In the words of Ruth Bader Ginsburg, Supreme Court Justice and co-founder of the Women's Rights Project at the ACLU, "Women's rights are an essential part of the overall human rights agenda, trained on the equal dignity and ability to live in freedom all people should enjoy."
Ginsburg has been a pioneer for gender equality throughout her distinguished career. While singular in her achievements, she was far from alone in her pursuits and received much support from talented, dedicated women all along the way. Celia Bader provided a strong role model for her daughter at an early age. Ginsburg recalls, "My mother told me two things constantly. One was to be a lady, and the other was to be independent. The study of law was unusual for women of my generation. For most girls growing up in the '40s, the most important degree was not your B.A., but your M.R.S."
Ginsburg attended law school, not originally for women's rights work, but "for personal, selfish reasons. I thought I could do a lawyer's job better than any other. I have no talent in the arts, but I do write fairly well and analyze problems clearly." 
Although she arrived without a civil rights agenda, the treatment Ginsburg received as a woman in law school honed her feminist instincts. One of only nine women at Harvard Law School in 1956, Ginsburg and her female classmates were asked by the dean why they were occupying seats that would otherwise be filled by men.
Despite her discomfort, self-doubt, and misgivings, Ginsburg proved to be a stellar student, making law review at Harvard in 1957, and then again at Columbia Law School, where she finished her studies in order to keep the family together when her husband graduated from Harvard and accepted a job in New York. (Her daughter was born 14 months before Ginsberg entered law school.) This major accomplishment at two top schools was unprecedented by any student, male or female.
Upon graduating from Columbia in 1959, Ginsburg tied for first in her class. Still, when she was recommended for a clerkship with Supreme Court Justice Felix Frankfurter by Albert Sachs, a professor at Harvard Law School, Frankfurter responded that he wasn't ready to hire a woman and asked Sachs to recommend a man.
Ginsburg had worked for a top law firm in New York during the summer of her second year in law school. "I thought I had done a terrific job, and I expected them to offer me a job on graduation," she recalled.  Despite her performance, there was no job offer.
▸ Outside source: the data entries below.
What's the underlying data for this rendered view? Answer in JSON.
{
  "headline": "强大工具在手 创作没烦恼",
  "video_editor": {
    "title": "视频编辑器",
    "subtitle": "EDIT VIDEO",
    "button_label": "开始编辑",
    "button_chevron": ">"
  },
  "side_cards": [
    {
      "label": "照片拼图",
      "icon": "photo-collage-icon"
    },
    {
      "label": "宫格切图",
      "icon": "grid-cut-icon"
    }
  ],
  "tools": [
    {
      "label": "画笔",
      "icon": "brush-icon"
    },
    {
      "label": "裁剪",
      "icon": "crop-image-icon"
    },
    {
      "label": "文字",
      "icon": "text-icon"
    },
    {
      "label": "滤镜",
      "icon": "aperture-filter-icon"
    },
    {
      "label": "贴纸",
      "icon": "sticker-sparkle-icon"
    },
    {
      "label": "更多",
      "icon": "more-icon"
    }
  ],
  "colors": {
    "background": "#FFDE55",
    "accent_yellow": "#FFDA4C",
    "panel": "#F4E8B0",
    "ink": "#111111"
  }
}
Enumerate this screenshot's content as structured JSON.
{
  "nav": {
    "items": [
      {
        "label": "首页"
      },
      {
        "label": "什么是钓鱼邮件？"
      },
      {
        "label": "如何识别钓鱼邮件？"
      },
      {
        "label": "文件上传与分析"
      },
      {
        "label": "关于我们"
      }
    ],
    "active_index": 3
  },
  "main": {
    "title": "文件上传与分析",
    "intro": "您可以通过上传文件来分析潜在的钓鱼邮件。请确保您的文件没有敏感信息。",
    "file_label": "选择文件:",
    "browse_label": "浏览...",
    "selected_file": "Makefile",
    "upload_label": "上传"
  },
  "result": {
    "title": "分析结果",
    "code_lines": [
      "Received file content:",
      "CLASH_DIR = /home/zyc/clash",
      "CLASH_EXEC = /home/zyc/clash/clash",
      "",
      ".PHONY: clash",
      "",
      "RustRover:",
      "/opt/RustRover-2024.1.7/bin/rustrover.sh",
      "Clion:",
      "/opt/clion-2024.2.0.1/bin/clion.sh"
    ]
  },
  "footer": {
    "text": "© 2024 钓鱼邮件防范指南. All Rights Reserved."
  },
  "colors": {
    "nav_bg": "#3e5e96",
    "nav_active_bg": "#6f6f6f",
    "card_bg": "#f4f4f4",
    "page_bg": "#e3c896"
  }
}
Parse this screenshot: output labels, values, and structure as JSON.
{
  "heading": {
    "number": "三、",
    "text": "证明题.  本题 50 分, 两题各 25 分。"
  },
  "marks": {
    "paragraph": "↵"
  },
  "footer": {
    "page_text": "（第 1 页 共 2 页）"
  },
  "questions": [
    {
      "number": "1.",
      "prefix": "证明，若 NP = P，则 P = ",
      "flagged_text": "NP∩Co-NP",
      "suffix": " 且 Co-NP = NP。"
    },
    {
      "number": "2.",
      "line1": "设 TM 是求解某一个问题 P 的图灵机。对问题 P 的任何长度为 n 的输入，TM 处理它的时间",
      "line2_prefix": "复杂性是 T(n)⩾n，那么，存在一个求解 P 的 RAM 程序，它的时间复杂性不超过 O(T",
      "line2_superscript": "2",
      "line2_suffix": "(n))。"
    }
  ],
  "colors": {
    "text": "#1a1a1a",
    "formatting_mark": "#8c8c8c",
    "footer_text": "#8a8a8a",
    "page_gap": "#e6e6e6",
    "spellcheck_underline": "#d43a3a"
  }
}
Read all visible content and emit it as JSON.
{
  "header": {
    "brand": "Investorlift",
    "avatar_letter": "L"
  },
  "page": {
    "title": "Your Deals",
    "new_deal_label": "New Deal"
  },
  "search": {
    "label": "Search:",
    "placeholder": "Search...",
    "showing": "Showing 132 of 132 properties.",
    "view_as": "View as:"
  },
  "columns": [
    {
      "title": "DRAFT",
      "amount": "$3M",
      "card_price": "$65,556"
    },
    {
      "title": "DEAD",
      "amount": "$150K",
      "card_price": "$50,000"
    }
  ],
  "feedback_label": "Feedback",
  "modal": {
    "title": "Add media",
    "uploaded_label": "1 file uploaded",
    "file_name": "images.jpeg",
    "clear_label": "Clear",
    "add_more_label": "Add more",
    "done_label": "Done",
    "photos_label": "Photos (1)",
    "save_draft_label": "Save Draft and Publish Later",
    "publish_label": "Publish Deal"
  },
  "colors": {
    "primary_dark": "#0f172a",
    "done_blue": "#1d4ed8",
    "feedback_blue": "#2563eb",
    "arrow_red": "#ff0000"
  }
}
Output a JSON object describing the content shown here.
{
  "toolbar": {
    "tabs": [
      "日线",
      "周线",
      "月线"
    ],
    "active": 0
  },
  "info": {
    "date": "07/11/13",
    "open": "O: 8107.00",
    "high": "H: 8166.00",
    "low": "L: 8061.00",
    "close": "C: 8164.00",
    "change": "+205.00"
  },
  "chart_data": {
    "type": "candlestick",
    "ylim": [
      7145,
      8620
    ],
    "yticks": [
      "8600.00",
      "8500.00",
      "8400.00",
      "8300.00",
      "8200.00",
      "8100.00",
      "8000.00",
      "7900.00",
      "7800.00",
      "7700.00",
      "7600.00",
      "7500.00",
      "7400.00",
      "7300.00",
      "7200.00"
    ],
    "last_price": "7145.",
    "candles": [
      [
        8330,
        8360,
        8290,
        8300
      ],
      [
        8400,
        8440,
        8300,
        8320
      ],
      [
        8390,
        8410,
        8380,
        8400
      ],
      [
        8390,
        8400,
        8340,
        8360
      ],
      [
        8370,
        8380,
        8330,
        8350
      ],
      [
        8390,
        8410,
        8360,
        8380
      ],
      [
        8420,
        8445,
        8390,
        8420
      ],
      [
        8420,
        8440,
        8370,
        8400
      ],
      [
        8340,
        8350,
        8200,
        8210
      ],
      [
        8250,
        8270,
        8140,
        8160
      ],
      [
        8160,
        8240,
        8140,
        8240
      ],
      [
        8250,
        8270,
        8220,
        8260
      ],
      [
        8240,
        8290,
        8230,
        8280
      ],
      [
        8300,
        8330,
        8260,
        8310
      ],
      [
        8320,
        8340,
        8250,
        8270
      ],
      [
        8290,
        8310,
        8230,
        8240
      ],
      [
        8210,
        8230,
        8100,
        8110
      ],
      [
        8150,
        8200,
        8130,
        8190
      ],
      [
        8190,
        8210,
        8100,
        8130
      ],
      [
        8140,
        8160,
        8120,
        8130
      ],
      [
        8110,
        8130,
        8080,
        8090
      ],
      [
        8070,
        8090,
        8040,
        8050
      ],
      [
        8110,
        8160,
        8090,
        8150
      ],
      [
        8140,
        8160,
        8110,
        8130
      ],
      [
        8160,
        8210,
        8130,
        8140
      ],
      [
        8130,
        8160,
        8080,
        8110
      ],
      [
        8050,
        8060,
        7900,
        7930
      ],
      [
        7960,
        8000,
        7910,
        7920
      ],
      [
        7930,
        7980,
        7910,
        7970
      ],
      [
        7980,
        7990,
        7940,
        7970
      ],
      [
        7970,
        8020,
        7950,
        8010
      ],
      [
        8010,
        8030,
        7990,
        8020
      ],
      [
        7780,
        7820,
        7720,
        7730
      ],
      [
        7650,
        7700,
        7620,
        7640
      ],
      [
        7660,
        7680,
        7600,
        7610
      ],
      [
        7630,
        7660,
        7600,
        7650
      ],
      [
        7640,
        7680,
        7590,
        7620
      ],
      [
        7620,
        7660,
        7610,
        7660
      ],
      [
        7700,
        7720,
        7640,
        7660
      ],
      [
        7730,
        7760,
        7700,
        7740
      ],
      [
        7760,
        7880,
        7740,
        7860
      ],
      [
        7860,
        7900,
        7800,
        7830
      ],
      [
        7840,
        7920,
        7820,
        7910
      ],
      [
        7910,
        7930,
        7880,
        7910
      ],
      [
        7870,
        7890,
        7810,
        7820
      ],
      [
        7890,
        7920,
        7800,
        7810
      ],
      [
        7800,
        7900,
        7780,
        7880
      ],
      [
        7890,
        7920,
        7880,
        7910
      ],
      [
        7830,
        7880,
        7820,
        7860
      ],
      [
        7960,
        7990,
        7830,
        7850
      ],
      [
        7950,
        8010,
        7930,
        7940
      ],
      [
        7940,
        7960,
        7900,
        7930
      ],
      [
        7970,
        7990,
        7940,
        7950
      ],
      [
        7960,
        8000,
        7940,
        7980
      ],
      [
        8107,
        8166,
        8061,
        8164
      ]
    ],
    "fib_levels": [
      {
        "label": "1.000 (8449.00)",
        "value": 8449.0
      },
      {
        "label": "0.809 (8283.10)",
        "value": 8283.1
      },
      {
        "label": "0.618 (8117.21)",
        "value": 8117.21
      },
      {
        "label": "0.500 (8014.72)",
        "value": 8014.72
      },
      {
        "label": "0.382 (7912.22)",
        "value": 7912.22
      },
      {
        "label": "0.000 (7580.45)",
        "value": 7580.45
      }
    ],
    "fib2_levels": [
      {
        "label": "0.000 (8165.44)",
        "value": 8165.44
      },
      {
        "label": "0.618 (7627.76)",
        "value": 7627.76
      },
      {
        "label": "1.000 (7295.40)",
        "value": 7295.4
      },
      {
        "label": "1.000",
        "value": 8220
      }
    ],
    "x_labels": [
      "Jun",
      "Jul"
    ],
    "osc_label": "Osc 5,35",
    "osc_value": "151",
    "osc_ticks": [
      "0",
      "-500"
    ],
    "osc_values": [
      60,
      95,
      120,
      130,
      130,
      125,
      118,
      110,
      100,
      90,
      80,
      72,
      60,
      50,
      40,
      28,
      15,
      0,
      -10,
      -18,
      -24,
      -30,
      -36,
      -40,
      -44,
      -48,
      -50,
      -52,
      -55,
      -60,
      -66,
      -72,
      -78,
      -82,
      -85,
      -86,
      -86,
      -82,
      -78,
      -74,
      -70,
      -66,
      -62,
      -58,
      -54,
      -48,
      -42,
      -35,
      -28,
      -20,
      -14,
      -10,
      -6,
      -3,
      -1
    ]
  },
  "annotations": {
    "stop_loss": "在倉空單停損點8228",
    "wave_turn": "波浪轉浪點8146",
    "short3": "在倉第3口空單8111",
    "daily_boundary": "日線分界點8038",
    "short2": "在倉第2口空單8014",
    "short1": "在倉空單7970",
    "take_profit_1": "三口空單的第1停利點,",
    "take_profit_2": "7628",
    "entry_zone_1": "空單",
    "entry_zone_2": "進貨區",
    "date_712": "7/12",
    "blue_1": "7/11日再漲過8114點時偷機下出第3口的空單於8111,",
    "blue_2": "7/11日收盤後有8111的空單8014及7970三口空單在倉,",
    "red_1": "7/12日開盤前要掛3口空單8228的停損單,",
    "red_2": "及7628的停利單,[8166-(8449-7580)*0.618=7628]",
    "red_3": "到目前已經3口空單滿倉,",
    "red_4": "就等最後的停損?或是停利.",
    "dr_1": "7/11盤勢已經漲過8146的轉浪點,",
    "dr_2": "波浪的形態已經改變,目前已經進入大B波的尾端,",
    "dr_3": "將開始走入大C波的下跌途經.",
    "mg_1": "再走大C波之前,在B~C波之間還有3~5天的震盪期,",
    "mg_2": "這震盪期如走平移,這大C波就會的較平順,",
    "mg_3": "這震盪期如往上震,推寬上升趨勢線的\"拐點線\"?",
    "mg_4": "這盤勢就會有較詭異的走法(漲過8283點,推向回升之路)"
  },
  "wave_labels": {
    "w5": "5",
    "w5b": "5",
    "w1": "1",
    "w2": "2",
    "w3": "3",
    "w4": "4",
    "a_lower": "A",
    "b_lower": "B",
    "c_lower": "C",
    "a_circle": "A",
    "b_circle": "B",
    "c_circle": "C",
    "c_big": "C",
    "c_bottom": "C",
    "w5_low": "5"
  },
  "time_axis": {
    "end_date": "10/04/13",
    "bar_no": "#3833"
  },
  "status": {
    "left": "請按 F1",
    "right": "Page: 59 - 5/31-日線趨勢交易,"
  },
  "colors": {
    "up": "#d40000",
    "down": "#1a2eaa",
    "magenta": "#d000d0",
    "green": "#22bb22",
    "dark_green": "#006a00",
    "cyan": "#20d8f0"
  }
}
Nor was there an offer from any of the twelve firms with which she interviewed; only two gave her a follow-up interview.
In the end, Ginsburg was hired to clerk for Judge Edmund L. Palmieri of the U.S. District Court for the Southern District of New York from 1959 to 1961. She received offers from law firms after that job, but she chose to work on Columbia Law School's International Procedure Project instead, co-authoring a book on Sweden's legal system and translating Sweden's Judicial Code into English.
Continuing in academia, Ginsburg joined the faculty of Rutgers Law School in 1963, but her status as a woman still put her at a disadvantage. When she discovered that her salary was lower than that of her male colleagues, she joined an equal pay campaign with other women teaching at the university, which resulted in substantial increases for all the complainants.
Prompted by her own experiences, Ginsburg began to handle sex discrimination complaints referred to her by the New Jersey affiliate of the American Civil Liberties Union. Ginsburg envisioned that men and women would "create new traditions by their actions, if artificial barriers are removed, and avenues of opportunity held open to them."  The ACLU Women's Rights Project was born in 1972 under Ginsburg's leadership, in order to remove these barriers and open these opportunities. That same year, Ginsburg became the first woman to be granted tenure at Columbia Law School.
1. ATHENA International, Ruth Bader Ginsburg, athttp://www.athenafoundation.org/award/bios/ruth.html. 2. ELINOR PORTER SWIGER, WOMEN LAWYERS AT WORK 51, 58 (1978). 3. KENNETH M. DAVIDSON, RUTH BADER GINSBURG, & HERMA H. KAY, SEX-BASED DISCRIMINATION: TEXT, CASE, AND MATERIALS xii-xiii (1974).